There is an antiques alley a few blocks from my house. Clustered there are small shops and garages that during one Sunday a month become an outdoor plaza for buyers of furniture, paintings, and nicknacks.
One such Sunday, my wife and I were out on an exercise walk, but we slid in for a peek at the wares. I tend to poke through boxes of mechanical items. There were manual typewriters, assorted tools, knives, and watches at many sellers’ locations.
I was rummaging in a shoebox full of watches when I saw an old diver-style watch with which I was unfamiliar. Curses! I had not brought my reading glasses. I hunted around on the folding table and found what was, I thought, a decorative hunk of glass. It had some magnifying qualities, though quite a bit of distortion, as well.

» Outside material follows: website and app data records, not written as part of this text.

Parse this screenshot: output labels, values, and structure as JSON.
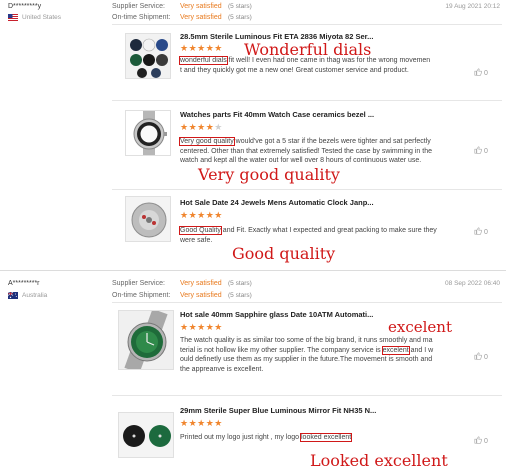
{
  "reviews": [
    {
      "buyer": "D*********y",
      "country": "United States",
      "supplier_label": "Supplier Service:",
      "supplier_value": "Very satisfied",
      "supplier_stars": "(5 stars)",
      "shipment_label": "On-time Shipment:",
      "shipment_value": "Very satisfied",
      "shipment_stars": "(5 stars)",
      "date": "19 Aug 2021 20:12",
      "items": [
        {
          "title": "28.5mm Sterile Luminous Fit ETA 2836 Miyota 82 Ser...",
          "rating": 5,
          "highlight": "wonderful dials",
          "text_after_line1": " fit well! I even had one came in thag was for the wrong movemen",
          "text_line2": "t and they quickly got me a new one! Great customer service and product.",
          "annotation": "Wonderful dials",
          "likes": "0"
        },
        {
          "title": "Watches parts Fit 40mm Watch Case ceramics bezel ...",
          "rating": 4,
          "highlight": "Very good quality",
          "text_after_line1": " would've got a 5 star if the bezels were tighter and sat perfectly",
          "text_line2": "centered. Other than that extremely satisfied! Tested the case by swimming in the",
          "text_line3": "watch and kept all the water out for well over 8 hours of continuous water use.",
          "annotation": "Very good quality",
          "likes": "0"
        },
        {
          "title": "Hot Sale Date 24 Jewels Mens Automatic Clock Janp...",
          "rating": 5,
          "highlight": "Good Quality",
          "text_after_line1": " and Fit. Exactly what I expected and great packing to make sure they",
          "text_line2": "were safe.",
          "annotation": "Good quality",
          "likes": "0"
        }
      ]
    },
    {
      "buyer": "A*********r",
      "country": "Australia",
      "supplier_label": "Supplier Service:",
      "supplier_value": "Very satisfied",
      "supplier_stars": "(5 stars)",
      "shipment_label": "On-time Shipment:",
      "shipment_value": "Very satisfied",
      "shipment_stars": "(5 stars)",
      "date": "08 Sep 2022 06:40",
      "items": [
        {
          "title": "Hot sale 40mm Sapphire glass Date 10ATM Automati...",
          "rating": 5,
          "text_line1": "The watch quality is as similar too some of the big brand, it runs smoothly and ma",
          "text_line2_before": "terial is not hollow like my other supplier. The company service is ",
          "highlight": "excelent",
          "text_line2_after": " and I w",
          "text_line3": "ould definetly use them as my supplier in the future.The movement is smooth and",
          "text_line4": "the appreanve is excellent.",
          "annotation": "excelent",
          "likes": "0"
        },
        {
          "title": "29mm Sterile Super Blue Luminous Mirror Fit NH35 N...",
          "rating": 5,
          "text_before": "Printed out my logo just right , my logo ",
          "highlight": "looked excellent",
          "annotation": "Looked excellent",
          "likes": "0"
        }
      ]
    }
  ]
}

Through the improvised device, I squinted at the worn watch. The first thing that caught my eye was a red star on its face. Next, I spied the Cyrillic lettering on the dial and caseback. Russian? I was not sure what I had in my hand, but I backed out the screwdown crown and wound the watch. It ran!
Despite not knowing precisely what I was holding, it seemed…Soviet. I paid the nice lady $40 for the watch. I was so preoccupied with my new find that I forgot to haggle with her. Still, it felt like a decent price for a used watch that functioned.
The missus and I completed our four-mile walking lap and arrived home. I could not wait to examine my puzzle further. When I had some proper optical assistance in front of my retinas, I saw that there was a little submarine above the “6” on the dial. Well that gave me a clue.
After a bit of search engine diligence, I determined the timepiece was a Vostok, which is a Russian brand that has built watches for the Soviet, now Russian, Ministry of Defense since 1965. The Vostok logo is seen as a Cyrillic “B” with a partial oval around it.
This particular model is the Komandirskie, or submarine commander’s model, and was issued to them. The lettering on the dial says, “Commander’s” and “antimagnetic” below the Red Star. The back of the watch has the series, “Amphibia.” I can see “200M” for water resistance, but I cannot read the rest of the words.
This old Vostok is likely circa 1980’s, though I cannot precisely date it. It has a Caliber 2409 automatic 17-jewel movement. The steel case is 40mm, excluding the screwdown crown. Its bidirectional bezel has a single luminous dot at 12 o’clock. Tired lume coated the hands and hour marking dots.
The crystal on these watches is acrylic. Mine has a fair amount of scratches, but they can be polished out. I checked out the band. It was a Speidel Twist-O-Flex Classic that someone had put on as a replacement. Somehow, the stretchy band harkened back to times past and was therefore not unwelcome.
New Vostoks models can be purchased on the Internet for less than one hundred dollars. They have reputations for both ruggedness and good timekeeping. This example has apparently witnessed its share of abuse, but it still ticks.
One could imagine the fictional Soviet submarine commander Captain Marko Ramius from Tom Clancy’s novel “The Hunt for Red October” wearing a watch such as this. No, Ramius does not look at all like Sean Connery.
I can attest that my Komandirskie has been quite the conversation generator. I have fielded more than a few questions about this unique timepiece and its origins. My Dad was a Cold Warrior, having served in the U.S. Navy guarding our Pacific flank from Soviet intrusion. I wonder what he would have thought of this interesting little antiquing find.